It seems like every week the weather stations are reporting a new tropical storm—or worse yet—a hurricane. For farmers along the coast it’s a challenge every year, but this year’s especially busy season has been one to reckon with.

Expect the latest hurricane, Hurricane Delta, to hit along the same path Hurricane Laura took in late August, nailing southwest Louisiana and right up the Delta region (not to be confused with Hurricane Delta) with a lot of heavy rain. Ed Vallee, meteorologist with Empire Weather, expects Delta to land mid-afternoon Friday, Oct. 9.

“You’re going to start seeing the effects Friday morning,” Vallee said live on AgriTalk. “But I think later in the morning through Friday evening will probably be the worst of it down there. It looks like it could come as either a category two or category three storm.”

Trouble in the south

For farmers in Louisiana and throughout the Delta region, more rainfall, in sums that are in the 3” to 6” range are bad news. Cotton bolls are open and highly susceptible to water, and wind damage. If enough rainfall hits, crops could be decimated.

“It’s looking like all of the Delta though northeastern Louisiana, western Mississippi, central and eastern Arkansas, right up into western Tennessee and maybe even into far southeastern Missouri,” Vallee explains. “[Additionally] there might be a harvest disruption up into parts of Kentucky and in the southern Ohio Valley.”

The rain in Kentucky and the southern Ohio valley will be much less intense than farther south, but still likely to stop combines.

What La Nina Means for 2020, 2021

Because a La Nina weather pattern is likely, experts can predict with some certainty what to expect over the coming months.

“Octobers in La Nina are pretty warm—what we’re seeing right now,” Vallee says. “As we move into the winter, typically La Nina does offer some precipitation in the Midwest.”

However, he says areas farther south that are already dry such as northwest Texas, Oklahoma and southwest Kansas tend to stay drier.
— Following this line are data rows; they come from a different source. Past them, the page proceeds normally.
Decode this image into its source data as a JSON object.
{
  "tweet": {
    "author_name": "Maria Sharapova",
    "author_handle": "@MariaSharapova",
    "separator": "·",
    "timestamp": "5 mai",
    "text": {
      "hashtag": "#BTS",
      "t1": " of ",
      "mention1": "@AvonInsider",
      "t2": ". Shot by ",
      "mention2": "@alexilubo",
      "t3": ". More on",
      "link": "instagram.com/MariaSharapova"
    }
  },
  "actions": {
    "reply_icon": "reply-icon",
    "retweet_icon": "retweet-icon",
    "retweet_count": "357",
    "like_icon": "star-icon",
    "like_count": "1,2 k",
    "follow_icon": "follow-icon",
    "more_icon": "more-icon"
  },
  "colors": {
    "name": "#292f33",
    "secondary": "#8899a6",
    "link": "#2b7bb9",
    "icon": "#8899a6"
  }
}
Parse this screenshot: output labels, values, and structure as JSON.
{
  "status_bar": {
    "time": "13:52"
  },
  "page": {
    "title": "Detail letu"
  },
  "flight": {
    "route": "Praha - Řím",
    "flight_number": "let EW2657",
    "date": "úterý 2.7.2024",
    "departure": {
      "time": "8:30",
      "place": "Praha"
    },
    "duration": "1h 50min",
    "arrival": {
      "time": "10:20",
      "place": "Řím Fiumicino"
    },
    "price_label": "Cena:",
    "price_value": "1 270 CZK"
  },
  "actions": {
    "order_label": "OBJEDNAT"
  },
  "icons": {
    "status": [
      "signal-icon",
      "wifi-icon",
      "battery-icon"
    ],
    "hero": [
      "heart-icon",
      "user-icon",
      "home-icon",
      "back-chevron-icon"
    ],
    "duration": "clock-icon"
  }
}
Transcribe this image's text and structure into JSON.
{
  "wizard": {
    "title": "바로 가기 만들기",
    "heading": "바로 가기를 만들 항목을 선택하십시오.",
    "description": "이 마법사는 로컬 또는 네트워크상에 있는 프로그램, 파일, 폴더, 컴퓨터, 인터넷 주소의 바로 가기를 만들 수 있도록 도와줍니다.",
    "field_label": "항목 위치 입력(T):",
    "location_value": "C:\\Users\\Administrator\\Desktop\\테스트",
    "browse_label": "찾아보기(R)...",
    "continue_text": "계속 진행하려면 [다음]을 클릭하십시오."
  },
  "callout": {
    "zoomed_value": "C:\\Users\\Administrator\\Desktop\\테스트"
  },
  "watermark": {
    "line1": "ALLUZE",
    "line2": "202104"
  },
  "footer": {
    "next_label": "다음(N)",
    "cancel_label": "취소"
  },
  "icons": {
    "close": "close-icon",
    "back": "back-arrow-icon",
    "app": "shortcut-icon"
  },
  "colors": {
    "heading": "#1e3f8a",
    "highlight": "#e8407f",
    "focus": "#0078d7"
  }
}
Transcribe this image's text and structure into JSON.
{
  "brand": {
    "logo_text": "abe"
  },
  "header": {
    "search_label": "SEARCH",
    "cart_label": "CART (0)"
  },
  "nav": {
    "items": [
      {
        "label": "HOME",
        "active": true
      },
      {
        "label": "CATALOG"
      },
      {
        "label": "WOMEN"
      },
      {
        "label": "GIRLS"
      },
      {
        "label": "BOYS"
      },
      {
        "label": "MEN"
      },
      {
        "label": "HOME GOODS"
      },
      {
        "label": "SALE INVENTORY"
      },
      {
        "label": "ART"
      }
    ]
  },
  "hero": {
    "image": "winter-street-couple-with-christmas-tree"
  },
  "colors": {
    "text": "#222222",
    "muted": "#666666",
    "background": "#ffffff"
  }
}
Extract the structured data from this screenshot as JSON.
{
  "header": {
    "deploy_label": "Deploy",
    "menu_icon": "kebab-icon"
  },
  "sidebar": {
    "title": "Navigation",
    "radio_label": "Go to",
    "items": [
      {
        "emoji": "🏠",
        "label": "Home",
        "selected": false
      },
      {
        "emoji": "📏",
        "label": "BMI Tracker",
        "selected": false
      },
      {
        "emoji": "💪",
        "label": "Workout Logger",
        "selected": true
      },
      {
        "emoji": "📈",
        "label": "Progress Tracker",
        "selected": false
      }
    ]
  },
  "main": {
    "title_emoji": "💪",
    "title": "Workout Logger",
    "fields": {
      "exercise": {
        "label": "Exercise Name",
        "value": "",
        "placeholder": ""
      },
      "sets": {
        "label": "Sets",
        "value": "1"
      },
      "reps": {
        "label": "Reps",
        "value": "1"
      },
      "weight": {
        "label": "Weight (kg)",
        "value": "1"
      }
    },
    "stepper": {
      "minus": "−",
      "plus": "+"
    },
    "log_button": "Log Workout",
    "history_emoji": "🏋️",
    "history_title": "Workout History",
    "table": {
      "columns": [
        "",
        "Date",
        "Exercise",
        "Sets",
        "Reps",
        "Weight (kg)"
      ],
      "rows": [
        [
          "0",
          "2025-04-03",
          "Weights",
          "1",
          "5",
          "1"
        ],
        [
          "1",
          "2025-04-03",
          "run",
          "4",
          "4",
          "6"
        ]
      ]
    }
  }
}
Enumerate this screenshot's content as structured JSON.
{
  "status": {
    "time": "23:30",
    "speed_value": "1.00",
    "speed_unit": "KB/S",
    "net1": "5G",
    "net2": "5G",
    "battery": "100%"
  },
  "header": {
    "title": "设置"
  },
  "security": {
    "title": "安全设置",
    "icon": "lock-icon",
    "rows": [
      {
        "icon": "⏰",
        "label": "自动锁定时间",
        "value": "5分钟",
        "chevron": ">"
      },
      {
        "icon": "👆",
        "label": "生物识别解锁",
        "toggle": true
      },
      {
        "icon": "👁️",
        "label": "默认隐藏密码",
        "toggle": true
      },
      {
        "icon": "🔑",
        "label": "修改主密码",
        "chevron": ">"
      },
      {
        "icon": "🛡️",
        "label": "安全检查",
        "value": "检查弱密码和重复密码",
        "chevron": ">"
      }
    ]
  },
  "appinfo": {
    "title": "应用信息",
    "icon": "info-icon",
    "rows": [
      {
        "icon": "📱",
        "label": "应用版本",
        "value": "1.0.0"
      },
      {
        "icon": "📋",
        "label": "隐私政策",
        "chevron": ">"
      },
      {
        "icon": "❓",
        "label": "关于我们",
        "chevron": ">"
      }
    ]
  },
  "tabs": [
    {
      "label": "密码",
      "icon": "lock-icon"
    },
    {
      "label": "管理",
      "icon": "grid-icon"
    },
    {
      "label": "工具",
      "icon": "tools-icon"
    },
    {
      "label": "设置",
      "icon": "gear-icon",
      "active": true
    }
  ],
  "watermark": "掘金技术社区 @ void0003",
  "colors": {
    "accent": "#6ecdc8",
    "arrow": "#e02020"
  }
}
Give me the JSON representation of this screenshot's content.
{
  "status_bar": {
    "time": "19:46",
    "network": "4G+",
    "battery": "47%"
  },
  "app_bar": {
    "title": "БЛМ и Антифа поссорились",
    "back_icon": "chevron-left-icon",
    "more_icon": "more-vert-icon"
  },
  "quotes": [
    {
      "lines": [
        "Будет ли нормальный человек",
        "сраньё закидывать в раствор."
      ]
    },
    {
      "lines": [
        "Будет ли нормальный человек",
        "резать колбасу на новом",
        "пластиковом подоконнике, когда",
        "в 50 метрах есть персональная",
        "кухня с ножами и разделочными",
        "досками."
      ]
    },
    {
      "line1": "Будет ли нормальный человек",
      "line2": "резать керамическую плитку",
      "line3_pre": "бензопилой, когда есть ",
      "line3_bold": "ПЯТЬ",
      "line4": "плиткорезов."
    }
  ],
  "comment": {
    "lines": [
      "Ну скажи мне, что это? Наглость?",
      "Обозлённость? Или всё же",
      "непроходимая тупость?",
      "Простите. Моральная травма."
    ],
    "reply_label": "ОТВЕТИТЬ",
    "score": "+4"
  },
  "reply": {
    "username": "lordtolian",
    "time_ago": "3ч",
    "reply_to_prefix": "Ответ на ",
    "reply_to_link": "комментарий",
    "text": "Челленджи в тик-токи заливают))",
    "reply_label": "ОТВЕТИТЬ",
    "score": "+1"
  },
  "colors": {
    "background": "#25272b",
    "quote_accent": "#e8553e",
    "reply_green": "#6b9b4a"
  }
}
There’s already a moisture deficit in those areas and now a good chance it will get worse as you head into the 2021 season.

Check out more of the conversation with AgriTalk Host Chip Flory here: